▶ _Information_
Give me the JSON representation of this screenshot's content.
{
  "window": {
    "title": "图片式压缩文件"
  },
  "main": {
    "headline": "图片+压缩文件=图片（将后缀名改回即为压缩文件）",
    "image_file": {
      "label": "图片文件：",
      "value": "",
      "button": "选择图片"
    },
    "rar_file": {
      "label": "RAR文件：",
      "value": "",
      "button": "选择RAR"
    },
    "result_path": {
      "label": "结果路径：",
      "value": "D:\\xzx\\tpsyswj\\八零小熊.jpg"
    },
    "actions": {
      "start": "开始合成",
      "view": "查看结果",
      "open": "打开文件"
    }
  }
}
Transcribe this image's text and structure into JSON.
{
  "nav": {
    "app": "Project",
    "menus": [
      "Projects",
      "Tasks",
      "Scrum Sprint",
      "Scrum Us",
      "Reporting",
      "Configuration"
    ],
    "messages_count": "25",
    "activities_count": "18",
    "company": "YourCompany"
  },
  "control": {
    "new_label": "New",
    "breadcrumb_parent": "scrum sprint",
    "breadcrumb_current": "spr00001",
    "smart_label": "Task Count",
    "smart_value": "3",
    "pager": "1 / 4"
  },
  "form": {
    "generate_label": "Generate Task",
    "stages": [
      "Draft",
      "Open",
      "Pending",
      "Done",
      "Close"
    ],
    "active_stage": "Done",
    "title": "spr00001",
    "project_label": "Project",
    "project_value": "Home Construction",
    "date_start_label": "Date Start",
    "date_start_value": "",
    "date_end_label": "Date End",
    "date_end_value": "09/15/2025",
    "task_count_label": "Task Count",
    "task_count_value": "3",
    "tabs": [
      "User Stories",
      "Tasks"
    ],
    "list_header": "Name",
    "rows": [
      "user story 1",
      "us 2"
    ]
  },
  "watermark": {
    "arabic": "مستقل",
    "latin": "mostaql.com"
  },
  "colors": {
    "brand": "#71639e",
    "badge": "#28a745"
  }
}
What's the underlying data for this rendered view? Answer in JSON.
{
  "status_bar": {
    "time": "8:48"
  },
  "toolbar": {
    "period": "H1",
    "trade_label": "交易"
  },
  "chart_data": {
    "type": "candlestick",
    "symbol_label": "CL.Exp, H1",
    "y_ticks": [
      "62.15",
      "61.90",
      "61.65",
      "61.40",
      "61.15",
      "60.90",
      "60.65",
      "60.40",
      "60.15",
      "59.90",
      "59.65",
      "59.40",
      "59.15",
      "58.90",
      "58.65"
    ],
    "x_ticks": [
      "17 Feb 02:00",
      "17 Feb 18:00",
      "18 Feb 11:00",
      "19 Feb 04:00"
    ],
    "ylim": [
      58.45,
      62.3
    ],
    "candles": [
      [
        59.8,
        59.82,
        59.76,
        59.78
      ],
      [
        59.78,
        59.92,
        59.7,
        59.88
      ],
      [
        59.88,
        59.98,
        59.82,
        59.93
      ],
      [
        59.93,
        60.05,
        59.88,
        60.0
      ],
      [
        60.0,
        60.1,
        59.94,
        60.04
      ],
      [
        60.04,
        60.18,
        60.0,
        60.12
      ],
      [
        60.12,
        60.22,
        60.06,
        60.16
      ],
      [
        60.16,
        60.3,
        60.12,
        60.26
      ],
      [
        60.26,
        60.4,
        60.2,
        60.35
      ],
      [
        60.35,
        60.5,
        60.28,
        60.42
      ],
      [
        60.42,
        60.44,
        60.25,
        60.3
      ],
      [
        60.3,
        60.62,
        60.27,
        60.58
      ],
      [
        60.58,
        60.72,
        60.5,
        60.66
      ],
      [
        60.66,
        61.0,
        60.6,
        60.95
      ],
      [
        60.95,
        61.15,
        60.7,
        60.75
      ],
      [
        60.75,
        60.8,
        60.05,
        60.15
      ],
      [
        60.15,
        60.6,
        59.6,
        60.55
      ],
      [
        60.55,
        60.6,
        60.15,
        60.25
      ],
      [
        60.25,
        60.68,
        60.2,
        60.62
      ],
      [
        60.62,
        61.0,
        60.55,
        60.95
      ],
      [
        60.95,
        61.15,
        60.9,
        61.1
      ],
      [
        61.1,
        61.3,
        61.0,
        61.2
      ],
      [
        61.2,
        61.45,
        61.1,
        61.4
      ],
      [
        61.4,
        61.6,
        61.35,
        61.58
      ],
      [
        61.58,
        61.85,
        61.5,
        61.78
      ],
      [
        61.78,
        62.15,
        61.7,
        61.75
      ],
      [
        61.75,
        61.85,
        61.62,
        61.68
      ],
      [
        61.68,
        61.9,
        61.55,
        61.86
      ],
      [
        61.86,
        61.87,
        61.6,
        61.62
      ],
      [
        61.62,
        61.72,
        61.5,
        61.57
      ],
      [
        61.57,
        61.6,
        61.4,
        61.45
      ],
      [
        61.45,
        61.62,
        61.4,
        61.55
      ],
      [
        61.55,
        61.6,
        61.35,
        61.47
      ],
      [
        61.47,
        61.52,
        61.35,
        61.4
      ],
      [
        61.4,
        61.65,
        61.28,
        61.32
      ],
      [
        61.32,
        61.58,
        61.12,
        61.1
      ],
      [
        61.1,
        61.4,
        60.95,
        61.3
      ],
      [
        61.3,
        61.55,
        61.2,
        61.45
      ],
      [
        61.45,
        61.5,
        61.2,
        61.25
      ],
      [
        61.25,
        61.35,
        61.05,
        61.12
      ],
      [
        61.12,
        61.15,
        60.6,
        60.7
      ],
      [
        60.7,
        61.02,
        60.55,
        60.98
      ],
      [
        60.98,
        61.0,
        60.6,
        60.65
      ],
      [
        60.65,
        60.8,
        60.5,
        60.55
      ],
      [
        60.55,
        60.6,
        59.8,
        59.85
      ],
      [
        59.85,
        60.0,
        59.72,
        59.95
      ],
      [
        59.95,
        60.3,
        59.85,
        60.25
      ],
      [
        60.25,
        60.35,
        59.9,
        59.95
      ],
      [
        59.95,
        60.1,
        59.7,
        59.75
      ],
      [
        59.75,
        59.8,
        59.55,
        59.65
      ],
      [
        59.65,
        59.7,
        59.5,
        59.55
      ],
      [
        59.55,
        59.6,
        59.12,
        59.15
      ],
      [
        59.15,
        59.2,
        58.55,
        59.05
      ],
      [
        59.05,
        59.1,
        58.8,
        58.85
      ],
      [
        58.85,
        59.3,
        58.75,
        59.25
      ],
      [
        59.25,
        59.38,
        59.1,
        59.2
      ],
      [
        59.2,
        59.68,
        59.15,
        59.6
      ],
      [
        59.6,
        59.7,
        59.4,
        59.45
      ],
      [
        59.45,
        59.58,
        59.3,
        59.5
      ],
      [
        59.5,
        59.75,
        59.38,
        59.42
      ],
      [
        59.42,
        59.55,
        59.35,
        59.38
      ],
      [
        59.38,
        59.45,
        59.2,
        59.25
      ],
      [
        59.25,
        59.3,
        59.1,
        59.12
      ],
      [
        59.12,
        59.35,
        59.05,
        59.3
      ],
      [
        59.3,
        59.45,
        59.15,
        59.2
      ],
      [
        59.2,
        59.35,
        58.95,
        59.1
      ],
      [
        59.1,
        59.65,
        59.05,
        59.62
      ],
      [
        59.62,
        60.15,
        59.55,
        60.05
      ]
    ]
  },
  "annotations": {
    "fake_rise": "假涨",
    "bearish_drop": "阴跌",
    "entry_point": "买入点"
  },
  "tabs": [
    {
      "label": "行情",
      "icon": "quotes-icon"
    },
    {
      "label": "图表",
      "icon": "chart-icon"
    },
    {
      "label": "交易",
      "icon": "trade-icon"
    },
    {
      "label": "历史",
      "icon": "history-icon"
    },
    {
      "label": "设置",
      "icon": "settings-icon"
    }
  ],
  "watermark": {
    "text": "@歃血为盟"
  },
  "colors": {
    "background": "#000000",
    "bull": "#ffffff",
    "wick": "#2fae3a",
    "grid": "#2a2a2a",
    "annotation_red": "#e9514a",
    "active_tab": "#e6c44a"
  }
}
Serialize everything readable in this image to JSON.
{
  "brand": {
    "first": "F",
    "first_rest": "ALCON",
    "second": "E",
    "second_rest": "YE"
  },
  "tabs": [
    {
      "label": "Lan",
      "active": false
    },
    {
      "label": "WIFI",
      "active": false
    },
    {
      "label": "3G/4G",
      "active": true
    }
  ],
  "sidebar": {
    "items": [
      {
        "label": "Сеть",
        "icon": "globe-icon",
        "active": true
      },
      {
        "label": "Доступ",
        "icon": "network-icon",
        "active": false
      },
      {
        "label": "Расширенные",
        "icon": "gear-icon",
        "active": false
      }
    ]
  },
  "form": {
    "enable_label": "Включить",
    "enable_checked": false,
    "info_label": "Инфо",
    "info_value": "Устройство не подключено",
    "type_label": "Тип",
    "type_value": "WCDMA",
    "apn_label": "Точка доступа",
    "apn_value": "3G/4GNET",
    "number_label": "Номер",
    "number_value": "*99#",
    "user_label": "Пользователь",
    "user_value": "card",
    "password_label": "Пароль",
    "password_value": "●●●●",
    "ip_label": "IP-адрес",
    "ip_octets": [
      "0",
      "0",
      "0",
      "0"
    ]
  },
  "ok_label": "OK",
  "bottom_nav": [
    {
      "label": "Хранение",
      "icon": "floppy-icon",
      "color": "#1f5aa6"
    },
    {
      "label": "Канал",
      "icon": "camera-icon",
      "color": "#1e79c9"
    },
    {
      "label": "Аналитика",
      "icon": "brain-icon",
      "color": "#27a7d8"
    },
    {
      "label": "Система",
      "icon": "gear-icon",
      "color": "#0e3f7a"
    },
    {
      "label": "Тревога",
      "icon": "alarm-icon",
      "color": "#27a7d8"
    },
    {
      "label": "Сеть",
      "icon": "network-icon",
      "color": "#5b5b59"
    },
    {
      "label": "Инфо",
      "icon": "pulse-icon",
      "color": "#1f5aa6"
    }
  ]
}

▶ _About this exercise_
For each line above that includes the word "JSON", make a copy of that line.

▶ _Response to the task_
Give me the JSON representation of this screenshot's content.
Transcribe this image's text and structure into JSON.
What's the underlying data for this rendered view? Answer in JSON.
Serialize everything readable in this image to JSON.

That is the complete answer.